• _PROBLEM DESCRIPTION_: If a line of the entries below includes the word "icon", it counts; state the total and nothing further.

• _SUPPLIED DATA_:
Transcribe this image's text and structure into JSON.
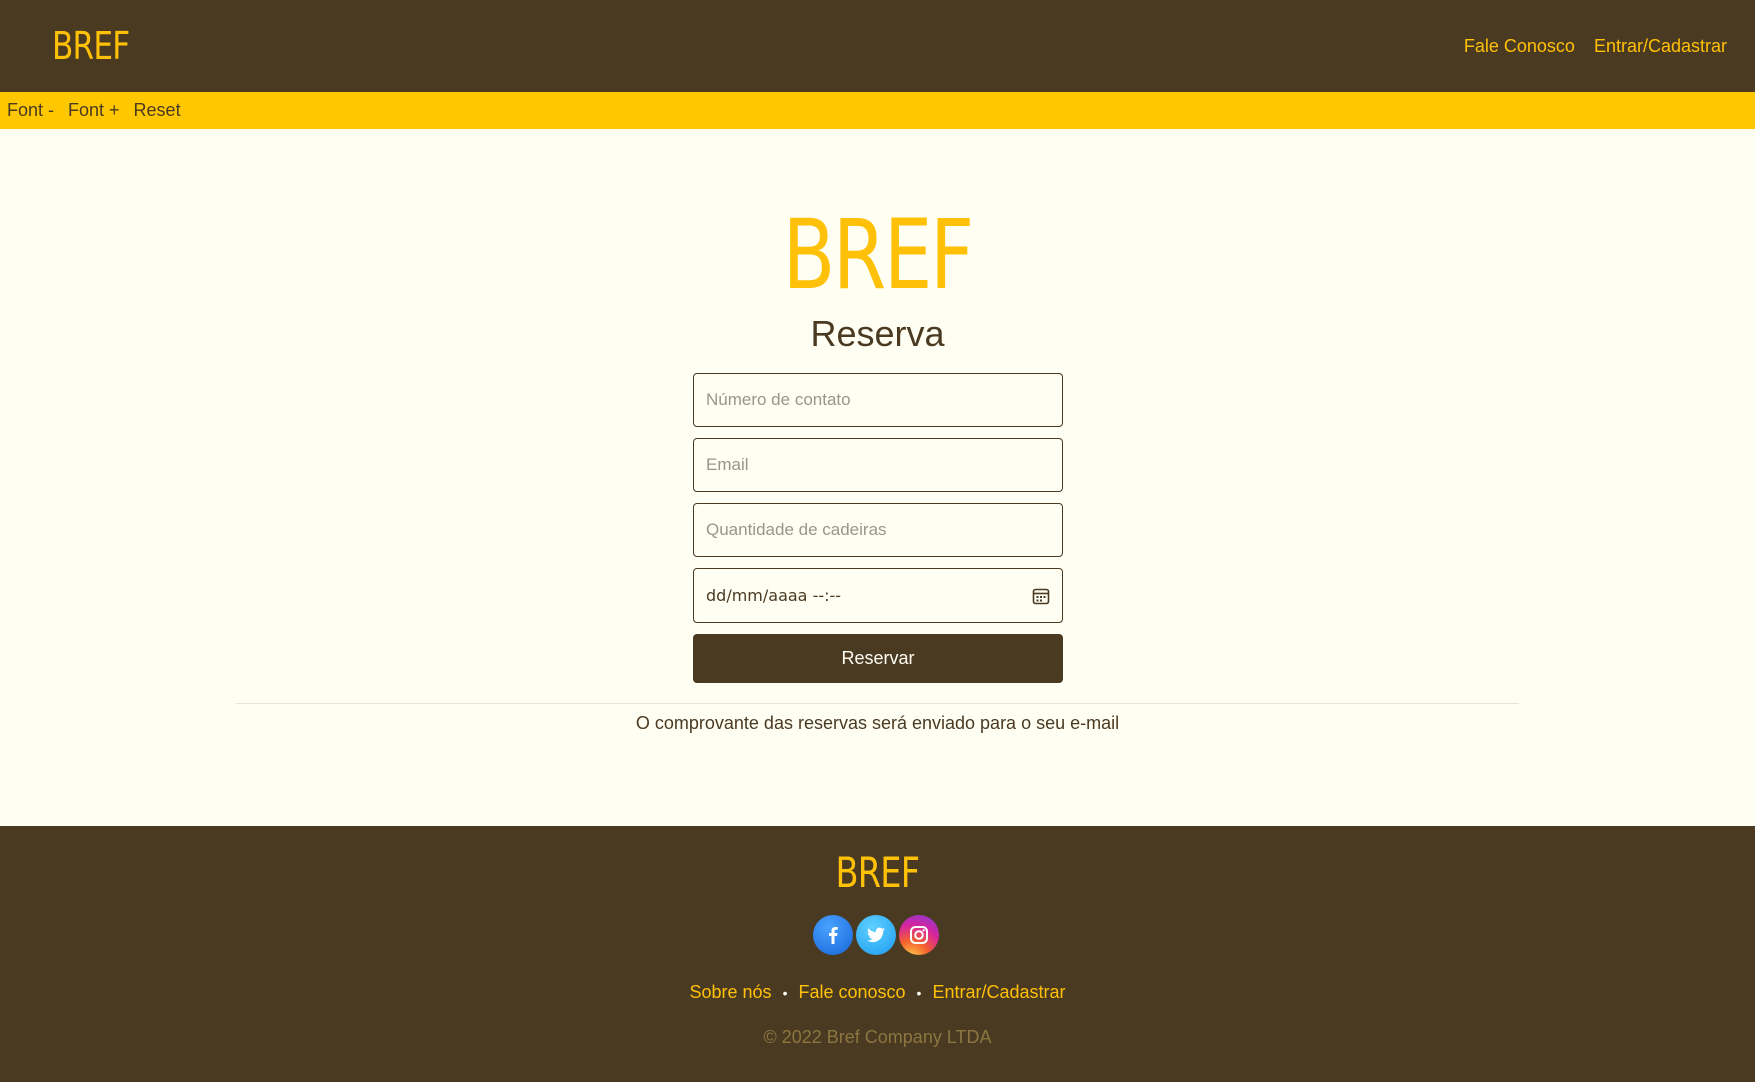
{
  "header": {
    "brand": "BREF",
    "nav": [
      {
        "label": "Fale Conosco"
      },
      {
        "label": "Entrar/Cadastrar"
      }
    ]
  },
  "accessibility": {
    "font_minus": "Font -",
    "font_plus": "Font +",
    "reset": "Reset"
  },
  "main": {
    "brand": "BREF",
    "heading": "Reserva",
    "form": {
      "phone_placeholder": "Número de contato",
      "email_placeholder": "Email",
      "chairs_placeholder": "Quantidade de cadeiras",
      "datetime_value": "dd/mm/aaaa --:--",
      "datetime_icon": "calendar-icon",
      "submit_label": "Reservar"
    },
    "note": "O comprovante das reservas será enviado para o seu e-mail"
  },
  "footer": {
    "brand": "BREF",
    "socials": [
      "facebook-icon",
      "twitter-icon",
      "instagram-icon"
    ],
    "links": [
      {
        "label": "Sobre nós"
      },
      {
        "label": "Fale conosco"
      },
      {
        "label": "Entrar/Cadastrar"
      }
    ],
    "separator": "•",
    "copyright": "© 2022 Bref Company LTDA"
  },
  "colors": {
    "brown": "#4a3a22",
    "yellow": "#ffc107",
    "cream": "#fffef3"
  }
}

• _SOLUTION FOR THIS TASK_: 4